### What this task involves
Look through the data below. Show each line where the string "title" occurs.

### Interface dataset entries

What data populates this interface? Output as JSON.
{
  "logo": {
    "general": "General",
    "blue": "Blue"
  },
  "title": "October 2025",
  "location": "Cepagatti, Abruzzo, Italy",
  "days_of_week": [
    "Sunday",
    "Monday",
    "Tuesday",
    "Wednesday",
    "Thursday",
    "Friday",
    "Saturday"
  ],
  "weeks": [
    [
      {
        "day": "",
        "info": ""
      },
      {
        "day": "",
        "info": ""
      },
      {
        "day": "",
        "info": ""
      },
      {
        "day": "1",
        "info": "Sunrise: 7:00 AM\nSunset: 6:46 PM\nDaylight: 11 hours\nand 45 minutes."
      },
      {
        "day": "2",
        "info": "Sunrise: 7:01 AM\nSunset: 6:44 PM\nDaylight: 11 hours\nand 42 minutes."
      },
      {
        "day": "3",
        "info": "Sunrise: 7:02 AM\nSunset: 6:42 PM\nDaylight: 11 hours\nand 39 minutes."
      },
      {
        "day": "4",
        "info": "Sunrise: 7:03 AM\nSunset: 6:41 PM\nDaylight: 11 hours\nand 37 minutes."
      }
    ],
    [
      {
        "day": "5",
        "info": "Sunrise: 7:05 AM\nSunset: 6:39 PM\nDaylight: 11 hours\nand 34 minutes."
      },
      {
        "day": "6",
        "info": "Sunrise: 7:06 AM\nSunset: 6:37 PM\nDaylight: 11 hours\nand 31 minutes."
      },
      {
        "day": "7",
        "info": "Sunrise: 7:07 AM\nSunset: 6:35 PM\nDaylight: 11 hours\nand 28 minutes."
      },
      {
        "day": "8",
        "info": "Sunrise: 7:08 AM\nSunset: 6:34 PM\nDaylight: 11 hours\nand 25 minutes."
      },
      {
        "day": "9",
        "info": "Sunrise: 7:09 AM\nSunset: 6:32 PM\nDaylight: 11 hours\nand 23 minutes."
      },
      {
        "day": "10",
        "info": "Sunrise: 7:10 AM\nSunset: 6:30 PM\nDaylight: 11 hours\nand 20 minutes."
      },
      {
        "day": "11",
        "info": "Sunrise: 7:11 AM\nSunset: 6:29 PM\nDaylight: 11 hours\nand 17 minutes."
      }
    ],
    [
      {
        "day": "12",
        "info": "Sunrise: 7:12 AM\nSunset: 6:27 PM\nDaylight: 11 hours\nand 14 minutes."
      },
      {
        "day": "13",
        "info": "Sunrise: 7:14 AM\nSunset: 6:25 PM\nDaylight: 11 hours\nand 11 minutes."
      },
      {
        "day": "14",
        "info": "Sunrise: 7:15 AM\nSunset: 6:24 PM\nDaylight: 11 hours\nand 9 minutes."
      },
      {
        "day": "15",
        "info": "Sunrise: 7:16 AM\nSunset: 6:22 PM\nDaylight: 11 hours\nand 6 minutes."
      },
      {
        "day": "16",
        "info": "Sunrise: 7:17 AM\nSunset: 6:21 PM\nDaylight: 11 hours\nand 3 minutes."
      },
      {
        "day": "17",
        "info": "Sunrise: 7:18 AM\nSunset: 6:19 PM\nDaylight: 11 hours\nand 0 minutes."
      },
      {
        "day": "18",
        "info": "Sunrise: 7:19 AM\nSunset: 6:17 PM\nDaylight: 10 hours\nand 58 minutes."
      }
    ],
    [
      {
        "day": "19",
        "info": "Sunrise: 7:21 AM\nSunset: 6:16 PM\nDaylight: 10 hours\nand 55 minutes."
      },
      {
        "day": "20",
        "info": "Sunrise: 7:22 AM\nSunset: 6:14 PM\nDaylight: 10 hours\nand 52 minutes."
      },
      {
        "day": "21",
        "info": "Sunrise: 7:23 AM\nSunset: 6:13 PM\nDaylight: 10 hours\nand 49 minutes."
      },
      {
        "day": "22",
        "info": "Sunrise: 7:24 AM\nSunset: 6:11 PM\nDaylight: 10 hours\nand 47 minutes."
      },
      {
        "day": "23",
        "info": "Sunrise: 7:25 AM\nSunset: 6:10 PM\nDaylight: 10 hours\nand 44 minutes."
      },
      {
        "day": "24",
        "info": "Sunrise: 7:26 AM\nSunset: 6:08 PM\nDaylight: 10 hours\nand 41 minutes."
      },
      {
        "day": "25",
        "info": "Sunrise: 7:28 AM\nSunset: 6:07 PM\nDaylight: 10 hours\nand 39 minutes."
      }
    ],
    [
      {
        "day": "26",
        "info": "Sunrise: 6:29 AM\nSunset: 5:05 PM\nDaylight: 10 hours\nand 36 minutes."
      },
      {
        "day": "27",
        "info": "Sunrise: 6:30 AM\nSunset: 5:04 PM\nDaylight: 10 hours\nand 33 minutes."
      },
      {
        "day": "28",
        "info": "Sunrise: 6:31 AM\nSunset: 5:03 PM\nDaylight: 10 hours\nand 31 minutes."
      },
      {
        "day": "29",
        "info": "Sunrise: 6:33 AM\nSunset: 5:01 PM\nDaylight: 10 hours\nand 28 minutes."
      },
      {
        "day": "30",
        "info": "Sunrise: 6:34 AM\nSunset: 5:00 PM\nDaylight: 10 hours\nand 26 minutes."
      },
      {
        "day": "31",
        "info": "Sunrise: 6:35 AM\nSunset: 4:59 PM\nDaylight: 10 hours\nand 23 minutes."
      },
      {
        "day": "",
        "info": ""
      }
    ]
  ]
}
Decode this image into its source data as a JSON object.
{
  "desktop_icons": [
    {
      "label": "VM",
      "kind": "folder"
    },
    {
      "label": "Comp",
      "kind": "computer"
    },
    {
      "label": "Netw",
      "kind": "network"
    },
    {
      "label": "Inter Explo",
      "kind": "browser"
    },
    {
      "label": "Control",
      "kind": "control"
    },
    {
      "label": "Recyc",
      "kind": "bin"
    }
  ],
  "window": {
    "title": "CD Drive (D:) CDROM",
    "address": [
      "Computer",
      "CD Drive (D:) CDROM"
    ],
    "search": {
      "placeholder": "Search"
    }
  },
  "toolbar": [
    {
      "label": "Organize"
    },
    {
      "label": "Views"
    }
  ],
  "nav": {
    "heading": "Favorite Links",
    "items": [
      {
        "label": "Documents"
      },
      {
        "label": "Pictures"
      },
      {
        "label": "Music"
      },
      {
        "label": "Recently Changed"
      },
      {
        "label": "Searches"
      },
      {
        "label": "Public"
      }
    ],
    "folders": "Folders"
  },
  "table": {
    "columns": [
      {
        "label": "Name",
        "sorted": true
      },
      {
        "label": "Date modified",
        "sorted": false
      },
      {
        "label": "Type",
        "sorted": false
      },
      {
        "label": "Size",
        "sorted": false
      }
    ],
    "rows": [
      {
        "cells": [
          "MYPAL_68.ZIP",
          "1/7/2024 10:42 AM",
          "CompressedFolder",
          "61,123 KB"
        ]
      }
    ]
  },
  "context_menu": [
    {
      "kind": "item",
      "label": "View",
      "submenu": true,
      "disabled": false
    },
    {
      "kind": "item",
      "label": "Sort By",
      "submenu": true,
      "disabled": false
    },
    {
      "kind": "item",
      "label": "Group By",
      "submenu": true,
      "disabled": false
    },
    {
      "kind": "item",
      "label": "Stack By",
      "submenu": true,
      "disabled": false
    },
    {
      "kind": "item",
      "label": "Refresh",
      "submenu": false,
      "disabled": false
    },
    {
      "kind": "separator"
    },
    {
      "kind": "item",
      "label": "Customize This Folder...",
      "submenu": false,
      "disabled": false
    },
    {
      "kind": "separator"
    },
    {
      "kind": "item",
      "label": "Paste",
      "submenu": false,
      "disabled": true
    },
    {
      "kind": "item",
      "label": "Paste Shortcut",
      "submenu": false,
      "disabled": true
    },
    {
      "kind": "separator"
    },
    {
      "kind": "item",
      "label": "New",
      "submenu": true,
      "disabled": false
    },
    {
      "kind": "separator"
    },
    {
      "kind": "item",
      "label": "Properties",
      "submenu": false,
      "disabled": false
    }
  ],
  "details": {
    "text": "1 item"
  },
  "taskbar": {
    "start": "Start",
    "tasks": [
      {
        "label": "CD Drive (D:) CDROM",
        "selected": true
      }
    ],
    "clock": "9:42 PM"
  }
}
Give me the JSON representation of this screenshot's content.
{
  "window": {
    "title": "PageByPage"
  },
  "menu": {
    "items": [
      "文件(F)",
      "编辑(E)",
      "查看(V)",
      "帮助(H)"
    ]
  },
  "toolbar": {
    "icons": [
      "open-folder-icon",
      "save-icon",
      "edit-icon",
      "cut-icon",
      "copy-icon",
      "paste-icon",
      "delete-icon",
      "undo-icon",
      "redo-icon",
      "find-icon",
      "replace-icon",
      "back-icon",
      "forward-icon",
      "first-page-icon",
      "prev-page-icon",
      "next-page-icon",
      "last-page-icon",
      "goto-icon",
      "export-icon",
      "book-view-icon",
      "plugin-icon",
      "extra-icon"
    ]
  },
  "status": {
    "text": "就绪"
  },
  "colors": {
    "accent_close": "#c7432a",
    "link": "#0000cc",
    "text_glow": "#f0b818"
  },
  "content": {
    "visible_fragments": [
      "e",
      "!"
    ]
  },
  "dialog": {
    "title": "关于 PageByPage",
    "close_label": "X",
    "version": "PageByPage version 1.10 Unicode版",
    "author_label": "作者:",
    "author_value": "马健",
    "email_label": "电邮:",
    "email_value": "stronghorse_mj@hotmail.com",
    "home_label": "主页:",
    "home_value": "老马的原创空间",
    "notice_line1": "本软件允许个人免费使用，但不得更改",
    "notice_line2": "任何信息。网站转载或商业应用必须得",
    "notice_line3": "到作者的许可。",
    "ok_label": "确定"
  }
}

### Output for this exercise
  "title": "October 2025",
    "title": "CD Drive (D:) CDROM",
    "title": "PageByPage"
    "title": "关于 PageByPage",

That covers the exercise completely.